Ahh, May of the fifth grade. A glorious time. The flowers bloom, the weather warms up, the kids are suddenly taller, crankier, and stinkier. Spring is in the air, and so are the hormones.

We have officially hit the preteen period. They are talking about who likes who, desperately jostling to sit next to specific people only so they can roll their eyes at everything that person says. They are more aware of clothes, and music, and what they are ‘supposed’ to like. For my friends who teach primary grades, this time is terrifying, but I don’t mind it too much.

It’s a tough time for them. Emotions are high. They are likely to laugh too loud, cry at the drop of a hat. Little things can make them angry and ruin their day. Their bodies have started changing in weird, uncomfortable ways. Even worse, people know this is happening and expect them to talk about it. Relatives and older family friends around them wax emotional about the wonderful, amazing changes ahead, while they cringe awkwardly.

All of the above describes puberty, but it also describes… pregnancy!

I feel your pain, guys.

You cried yesterday because your friend didn’t want to play tag with you. I cried because I could not reach my foot to buckle my sandal. You became inexplicably angry when your mom insisted you go with her to your brother’s soccer game. I went into a rage when my husband ate the last pizza slice.

You’re suddenly getting taller. A lot taller. When you stand up, it’s disorienting to see how high off the ground you are. I’m getting wider. A lot wider. It’s hard to remember that I can no longer fit between small spaces like desks. (Related note: I’m sorry my belly has hit so many of you in the back of the head when I walk by. You’re right, we do need more space between the tables.)

You’re growing hair in unexpected places that you don’t want to talk about. I am sporting luxurious side burns (don’t worry, your facial hair will come in soon) and a hairy belly of truly epic proportions. I, too, am simultaneously ashamed and proud of this.

Your body has started doing all sorts of strange, weird, gross, but sort of cool things that I won’t talk about here. I feel you, my small friends. Humans. Gross, am I right?

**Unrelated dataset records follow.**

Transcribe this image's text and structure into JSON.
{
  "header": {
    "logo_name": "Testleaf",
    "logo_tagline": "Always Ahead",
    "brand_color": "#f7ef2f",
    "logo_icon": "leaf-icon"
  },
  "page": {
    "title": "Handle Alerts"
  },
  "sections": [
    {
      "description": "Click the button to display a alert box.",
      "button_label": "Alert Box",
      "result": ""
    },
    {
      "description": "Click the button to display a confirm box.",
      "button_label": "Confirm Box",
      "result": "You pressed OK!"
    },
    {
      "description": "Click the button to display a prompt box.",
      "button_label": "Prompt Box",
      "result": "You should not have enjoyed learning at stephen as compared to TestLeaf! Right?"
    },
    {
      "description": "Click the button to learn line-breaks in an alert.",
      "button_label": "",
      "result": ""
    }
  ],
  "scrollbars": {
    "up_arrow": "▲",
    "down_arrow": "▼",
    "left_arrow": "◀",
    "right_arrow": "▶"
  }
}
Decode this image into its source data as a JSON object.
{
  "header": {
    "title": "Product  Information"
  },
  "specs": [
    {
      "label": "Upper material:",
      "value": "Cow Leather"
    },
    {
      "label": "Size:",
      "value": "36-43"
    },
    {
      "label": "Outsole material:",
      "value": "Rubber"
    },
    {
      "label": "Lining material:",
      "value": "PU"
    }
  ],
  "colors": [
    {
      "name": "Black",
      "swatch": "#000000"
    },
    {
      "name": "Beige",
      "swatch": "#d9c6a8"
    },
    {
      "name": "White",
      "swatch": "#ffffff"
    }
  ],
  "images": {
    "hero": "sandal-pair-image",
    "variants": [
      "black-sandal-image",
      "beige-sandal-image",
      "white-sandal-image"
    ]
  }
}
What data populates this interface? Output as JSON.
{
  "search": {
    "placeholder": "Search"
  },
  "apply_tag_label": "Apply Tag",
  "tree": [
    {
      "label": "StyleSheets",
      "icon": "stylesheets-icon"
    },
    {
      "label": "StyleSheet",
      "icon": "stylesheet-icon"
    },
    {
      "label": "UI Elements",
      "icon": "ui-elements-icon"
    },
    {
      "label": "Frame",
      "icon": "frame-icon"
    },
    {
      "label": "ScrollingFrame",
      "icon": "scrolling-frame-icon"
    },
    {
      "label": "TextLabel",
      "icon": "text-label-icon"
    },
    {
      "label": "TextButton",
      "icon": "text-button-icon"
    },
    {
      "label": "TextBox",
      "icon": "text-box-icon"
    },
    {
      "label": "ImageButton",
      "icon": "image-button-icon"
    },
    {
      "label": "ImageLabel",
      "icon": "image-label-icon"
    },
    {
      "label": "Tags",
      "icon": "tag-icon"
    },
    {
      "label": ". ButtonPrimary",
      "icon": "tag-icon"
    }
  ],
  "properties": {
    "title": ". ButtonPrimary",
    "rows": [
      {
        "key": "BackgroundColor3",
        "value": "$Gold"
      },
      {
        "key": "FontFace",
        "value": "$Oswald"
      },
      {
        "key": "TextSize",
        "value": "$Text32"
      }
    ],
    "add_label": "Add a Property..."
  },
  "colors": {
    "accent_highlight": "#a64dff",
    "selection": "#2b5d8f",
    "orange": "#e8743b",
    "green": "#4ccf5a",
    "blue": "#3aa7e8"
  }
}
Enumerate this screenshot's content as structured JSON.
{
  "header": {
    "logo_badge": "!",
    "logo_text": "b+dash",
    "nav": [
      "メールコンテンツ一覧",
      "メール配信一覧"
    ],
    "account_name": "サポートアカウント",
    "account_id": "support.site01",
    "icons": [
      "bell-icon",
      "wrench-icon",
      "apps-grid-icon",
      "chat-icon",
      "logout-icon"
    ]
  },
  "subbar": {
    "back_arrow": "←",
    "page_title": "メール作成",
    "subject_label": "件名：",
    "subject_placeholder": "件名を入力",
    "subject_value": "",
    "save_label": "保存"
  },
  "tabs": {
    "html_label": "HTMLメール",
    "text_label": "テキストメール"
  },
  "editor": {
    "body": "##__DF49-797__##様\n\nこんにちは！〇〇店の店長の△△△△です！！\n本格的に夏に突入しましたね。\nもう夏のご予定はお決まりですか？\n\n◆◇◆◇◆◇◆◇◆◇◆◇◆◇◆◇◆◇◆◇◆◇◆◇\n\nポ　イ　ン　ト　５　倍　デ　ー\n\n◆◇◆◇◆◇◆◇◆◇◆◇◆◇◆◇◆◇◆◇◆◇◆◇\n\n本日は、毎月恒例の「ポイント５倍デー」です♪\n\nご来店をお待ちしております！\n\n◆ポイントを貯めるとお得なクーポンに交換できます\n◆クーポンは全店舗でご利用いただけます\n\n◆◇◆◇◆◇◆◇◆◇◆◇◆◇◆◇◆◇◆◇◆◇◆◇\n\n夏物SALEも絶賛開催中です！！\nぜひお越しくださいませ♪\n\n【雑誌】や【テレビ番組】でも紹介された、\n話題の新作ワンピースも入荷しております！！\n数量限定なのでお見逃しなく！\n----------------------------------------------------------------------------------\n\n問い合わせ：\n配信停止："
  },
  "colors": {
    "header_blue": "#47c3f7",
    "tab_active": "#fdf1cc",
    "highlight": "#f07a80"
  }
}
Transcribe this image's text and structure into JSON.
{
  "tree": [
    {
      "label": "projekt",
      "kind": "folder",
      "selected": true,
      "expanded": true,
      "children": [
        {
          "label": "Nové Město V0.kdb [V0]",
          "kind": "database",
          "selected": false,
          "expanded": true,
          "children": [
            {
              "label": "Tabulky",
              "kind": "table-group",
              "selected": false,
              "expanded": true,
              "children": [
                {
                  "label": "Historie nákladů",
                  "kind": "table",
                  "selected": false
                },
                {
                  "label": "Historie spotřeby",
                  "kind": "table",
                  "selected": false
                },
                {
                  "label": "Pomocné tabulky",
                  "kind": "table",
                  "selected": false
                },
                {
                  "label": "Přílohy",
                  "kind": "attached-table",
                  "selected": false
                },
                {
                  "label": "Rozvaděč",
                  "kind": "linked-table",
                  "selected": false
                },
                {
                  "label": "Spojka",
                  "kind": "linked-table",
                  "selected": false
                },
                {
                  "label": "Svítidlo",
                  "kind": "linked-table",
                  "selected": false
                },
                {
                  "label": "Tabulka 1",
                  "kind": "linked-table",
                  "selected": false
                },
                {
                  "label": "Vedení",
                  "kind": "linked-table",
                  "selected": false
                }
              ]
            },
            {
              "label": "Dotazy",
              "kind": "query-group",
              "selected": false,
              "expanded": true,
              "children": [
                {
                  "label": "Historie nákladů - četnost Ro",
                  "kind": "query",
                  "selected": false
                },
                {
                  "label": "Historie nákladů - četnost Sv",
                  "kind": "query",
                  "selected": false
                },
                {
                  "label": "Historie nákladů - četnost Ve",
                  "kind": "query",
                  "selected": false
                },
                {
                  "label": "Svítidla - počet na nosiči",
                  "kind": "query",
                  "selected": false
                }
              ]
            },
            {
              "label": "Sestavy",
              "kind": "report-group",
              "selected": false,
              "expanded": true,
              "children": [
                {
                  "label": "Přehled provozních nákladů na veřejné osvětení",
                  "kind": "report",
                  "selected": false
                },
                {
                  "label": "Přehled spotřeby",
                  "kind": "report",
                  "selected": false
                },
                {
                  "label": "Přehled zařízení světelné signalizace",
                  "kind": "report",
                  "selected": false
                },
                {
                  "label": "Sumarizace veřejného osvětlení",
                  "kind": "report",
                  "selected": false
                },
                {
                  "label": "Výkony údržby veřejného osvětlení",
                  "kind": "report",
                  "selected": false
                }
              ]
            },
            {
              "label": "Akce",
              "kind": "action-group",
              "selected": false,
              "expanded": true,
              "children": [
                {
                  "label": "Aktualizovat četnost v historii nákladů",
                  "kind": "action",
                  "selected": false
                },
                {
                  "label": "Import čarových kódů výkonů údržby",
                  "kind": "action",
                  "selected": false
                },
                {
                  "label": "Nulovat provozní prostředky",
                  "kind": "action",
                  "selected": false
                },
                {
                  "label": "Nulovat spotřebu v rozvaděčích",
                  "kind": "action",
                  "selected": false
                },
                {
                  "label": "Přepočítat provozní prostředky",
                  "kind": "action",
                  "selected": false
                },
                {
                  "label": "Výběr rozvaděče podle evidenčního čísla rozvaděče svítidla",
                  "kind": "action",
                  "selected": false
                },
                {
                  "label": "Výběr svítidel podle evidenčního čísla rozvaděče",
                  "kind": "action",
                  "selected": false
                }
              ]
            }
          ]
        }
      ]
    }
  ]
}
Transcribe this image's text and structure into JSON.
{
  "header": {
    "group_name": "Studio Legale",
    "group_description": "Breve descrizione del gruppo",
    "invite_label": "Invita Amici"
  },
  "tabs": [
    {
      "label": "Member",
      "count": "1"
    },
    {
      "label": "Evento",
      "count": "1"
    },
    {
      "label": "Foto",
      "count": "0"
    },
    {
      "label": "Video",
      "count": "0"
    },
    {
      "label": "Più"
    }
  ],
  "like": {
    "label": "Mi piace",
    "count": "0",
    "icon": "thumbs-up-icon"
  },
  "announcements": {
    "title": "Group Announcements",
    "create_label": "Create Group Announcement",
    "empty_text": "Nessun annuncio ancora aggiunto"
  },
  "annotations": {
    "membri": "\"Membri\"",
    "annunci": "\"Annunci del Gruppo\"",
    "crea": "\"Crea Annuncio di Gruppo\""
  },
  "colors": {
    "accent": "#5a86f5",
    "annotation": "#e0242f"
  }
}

So here we sit- 23 pubescent preteens and a 6 month pregnant teacher. Sometimes I ask my assistant what it’s like to be surrounded by a sea of hormones. She says she doesn’t mind, but in all fairness she may just be afraid I’ll cry. Or eat her.